11. Wear baby cautiously in the kitchen. Take care near a hot stove or while working with hot and sharp objects.

12. Feel free to eat while wearing baby, but do not drink hot beverages while wearing baby.

13. Baby carriers should not be used in cars, airplanes, or bicycles are safety seats.

14. Do not use while climbing or operating heaving machinery.

15. Do not use while sleeping.

Taken with permission from the book Babywearing: The Benefits and Beauty of this Ancient Tradition by Dr. Maria Blois, M.D.

Success Through Play™ would like to add:

Do not wear your baby while swimming. Always ensure correct positioning: please click here for details.

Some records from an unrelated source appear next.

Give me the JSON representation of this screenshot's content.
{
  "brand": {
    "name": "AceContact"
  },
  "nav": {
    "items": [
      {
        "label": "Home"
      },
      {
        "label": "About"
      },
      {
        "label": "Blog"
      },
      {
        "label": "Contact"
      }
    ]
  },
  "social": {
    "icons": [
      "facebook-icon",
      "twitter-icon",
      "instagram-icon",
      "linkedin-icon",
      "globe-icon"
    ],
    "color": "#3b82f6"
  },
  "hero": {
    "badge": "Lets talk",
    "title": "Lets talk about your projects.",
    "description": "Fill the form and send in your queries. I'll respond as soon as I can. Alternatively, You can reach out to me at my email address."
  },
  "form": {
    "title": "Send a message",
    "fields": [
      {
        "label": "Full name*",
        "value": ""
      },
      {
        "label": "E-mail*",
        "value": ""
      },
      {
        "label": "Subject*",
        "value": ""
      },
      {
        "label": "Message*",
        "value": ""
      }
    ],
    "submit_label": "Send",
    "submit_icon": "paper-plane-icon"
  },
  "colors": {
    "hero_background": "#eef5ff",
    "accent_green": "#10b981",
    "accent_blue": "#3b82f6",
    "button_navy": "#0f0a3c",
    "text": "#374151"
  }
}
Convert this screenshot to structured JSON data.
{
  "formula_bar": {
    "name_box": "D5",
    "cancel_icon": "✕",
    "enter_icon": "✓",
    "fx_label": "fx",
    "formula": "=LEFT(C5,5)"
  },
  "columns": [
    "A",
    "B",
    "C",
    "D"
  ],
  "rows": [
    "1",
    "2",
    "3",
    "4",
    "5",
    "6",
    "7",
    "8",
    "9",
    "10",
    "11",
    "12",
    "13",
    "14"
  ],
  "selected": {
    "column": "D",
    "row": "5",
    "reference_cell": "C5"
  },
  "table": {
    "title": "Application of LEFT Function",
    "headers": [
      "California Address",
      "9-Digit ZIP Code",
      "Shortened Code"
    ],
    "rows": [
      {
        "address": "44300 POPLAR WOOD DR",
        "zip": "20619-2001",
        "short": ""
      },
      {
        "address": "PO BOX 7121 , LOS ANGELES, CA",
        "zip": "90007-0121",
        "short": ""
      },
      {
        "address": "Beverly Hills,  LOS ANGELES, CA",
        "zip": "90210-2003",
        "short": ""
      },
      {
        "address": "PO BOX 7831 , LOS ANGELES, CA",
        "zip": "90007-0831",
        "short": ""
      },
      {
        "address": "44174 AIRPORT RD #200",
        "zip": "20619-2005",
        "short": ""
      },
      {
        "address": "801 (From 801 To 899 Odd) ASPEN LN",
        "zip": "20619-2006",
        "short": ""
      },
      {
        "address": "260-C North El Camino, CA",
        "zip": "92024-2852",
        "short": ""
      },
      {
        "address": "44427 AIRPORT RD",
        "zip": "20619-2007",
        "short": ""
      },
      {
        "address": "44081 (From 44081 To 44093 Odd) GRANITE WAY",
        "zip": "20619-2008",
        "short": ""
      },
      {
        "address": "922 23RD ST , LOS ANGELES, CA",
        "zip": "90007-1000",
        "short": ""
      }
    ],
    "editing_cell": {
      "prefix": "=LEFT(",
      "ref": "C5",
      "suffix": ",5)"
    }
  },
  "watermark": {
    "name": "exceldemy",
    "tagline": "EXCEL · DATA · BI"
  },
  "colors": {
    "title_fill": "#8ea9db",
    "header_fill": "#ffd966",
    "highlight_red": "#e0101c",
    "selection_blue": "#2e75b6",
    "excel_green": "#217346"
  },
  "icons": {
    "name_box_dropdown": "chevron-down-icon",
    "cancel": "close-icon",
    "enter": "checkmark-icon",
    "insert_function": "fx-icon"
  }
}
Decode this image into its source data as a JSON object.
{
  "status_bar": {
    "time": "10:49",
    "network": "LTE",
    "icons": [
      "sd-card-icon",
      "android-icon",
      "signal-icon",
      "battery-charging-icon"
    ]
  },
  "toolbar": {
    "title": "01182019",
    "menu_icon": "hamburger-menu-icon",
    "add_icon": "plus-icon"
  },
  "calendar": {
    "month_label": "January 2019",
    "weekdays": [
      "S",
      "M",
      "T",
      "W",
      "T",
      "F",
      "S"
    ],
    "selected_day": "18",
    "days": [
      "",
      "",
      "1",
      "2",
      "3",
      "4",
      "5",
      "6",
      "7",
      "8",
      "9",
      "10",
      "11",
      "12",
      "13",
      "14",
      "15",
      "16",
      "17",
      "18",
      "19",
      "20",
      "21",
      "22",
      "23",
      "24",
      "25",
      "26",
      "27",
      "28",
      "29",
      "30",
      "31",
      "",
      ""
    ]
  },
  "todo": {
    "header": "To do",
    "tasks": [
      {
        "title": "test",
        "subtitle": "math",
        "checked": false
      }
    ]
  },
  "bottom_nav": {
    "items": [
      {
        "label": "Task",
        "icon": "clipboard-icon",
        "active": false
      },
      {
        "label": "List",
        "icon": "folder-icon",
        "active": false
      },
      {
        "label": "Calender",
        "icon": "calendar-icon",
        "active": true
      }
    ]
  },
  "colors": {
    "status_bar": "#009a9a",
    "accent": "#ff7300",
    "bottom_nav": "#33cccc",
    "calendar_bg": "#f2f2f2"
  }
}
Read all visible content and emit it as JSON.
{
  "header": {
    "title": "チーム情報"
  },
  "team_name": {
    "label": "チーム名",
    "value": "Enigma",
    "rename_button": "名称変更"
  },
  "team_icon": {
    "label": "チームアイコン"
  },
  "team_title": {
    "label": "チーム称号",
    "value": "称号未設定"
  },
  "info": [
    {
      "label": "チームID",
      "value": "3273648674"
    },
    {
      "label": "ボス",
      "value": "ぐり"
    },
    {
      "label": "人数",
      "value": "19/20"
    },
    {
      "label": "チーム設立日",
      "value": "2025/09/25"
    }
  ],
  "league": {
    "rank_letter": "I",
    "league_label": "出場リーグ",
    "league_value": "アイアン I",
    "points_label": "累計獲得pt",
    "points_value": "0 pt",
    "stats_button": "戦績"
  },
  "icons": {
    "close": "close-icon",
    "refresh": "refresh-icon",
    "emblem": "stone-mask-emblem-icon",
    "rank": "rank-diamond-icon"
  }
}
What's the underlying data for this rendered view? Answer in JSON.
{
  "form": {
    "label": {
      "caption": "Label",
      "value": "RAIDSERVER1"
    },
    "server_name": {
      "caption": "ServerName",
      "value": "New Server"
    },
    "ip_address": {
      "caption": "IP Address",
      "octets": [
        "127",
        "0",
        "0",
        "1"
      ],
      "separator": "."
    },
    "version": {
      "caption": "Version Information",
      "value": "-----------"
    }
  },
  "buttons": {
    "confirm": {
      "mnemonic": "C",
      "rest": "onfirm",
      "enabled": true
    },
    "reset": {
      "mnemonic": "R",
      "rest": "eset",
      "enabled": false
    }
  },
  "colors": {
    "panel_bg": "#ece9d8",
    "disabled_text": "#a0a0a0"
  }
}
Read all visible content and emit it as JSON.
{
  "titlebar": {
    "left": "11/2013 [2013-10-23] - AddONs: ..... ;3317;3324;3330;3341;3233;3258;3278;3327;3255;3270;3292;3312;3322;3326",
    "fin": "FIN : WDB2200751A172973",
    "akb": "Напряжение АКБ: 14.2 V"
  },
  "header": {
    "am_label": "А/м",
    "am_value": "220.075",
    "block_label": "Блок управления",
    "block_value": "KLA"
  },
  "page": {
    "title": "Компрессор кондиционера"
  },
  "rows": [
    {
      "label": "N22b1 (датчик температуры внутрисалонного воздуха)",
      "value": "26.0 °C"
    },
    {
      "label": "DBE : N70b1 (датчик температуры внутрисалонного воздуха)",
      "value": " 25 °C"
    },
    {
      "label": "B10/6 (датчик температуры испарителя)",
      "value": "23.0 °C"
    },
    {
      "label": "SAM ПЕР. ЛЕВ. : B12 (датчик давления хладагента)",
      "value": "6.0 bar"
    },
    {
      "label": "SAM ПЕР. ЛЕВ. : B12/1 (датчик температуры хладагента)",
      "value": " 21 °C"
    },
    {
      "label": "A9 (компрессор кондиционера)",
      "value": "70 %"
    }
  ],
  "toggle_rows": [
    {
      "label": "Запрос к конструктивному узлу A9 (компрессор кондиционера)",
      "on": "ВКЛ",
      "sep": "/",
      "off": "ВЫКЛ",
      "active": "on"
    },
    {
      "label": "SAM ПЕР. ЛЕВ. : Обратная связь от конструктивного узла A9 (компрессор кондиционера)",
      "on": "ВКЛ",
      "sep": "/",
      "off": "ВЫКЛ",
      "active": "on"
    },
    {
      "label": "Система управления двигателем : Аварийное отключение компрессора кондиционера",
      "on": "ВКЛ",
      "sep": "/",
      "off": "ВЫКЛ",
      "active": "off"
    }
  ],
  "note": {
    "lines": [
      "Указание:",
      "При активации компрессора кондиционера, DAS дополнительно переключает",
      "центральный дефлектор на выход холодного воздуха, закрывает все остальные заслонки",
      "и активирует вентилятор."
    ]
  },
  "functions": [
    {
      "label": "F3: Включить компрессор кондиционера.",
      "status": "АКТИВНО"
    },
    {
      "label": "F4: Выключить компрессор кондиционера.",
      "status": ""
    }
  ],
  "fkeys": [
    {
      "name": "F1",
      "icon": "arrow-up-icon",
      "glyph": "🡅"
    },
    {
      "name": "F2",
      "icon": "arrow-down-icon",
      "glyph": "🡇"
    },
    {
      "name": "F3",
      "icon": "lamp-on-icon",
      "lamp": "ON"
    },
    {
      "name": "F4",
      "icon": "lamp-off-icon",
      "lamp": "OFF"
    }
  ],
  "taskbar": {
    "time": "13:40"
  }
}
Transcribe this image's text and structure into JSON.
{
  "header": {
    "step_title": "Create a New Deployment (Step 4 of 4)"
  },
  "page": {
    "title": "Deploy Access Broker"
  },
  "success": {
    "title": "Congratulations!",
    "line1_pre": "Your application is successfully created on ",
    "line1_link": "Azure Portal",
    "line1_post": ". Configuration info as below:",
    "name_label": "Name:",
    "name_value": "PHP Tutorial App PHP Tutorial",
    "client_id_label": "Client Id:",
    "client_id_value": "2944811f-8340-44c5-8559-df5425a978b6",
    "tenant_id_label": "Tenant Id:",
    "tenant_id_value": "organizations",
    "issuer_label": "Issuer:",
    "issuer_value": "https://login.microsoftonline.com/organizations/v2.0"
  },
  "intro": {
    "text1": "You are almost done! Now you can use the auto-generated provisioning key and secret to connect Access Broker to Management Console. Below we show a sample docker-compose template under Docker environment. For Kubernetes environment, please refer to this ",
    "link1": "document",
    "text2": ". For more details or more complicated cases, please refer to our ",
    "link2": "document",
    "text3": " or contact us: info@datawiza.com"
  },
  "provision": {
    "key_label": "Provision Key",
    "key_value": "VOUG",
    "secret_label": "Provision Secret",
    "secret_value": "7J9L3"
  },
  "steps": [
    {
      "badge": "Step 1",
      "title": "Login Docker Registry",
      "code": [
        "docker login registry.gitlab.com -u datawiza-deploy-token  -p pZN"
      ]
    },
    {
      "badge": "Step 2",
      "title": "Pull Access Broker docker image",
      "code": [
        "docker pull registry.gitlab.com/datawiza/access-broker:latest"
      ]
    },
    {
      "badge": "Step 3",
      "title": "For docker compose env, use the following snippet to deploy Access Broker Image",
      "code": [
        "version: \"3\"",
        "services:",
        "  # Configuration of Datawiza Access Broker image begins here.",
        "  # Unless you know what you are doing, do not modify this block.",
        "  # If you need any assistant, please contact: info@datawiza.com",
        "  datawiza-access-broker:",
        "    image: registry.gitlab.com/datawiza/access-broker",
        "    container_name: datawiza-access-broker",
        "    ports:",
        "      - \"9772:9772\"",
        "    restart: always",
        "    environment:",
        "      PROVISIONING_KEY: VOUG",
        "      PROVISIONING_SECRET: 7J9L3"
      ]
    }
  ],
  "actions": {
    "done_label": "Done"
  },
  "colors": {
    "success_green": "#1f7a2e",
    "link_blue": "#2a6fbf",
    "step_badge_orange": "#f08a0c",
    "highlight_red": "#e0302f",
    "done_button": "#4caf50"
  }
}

Do you carry your baby in a soft carrier?


Mia said...

I found this post really interesting. I had never really thought about comparing a baby in a stroller vs one in a carrier but gosh, anyone can now see the huge difference in sensory experiences for the baby. This has really inspired me to carry my baby. He's 6 months is it too late for him?

Success Through Play said...

Mia, thank you for your comments. It is NEVER too late to carry your baby. Ease him into it and see how it goes. Follow his lead. You may want to consider a back carry position as many baby's tolerate this position by 6 months (sitting independently). It will also be easier on your back, especially if you haven't had the opportunity to build your strength! Let us know how it goes!

Greg said...

Thank you for sharing these safety tips :-)

Amberlea said...

YES! We babywear and love it. Folks are always wondering why our baby is so content, hardly ever cries and is generally very alert. We tell them it's because we wear him. We are stopped daily in the street and love to share our experiences with other moms and dads.

Melinda Hayes said...

We didn't know anything about babywearing when he had our son, but with our second child, we started from birth. First in a sling, laying him in a horizontal position and then after a month or two, transitioned him into a stretchy wrap and have him sit vertically. Once he reaches 6 months, we will start wearing him on our backs!! I wish more parents knew about it. Great article.

Gracious said...

Wonderful article...Soft carriers are must for a baby to be comfortable.

Vanessa C. Arthur said...

Use it every day to walk an hour, she crys in the stroller, but smiles and naps in the wrap. I bought my 6 yards fabric at walmart and made my own wrap.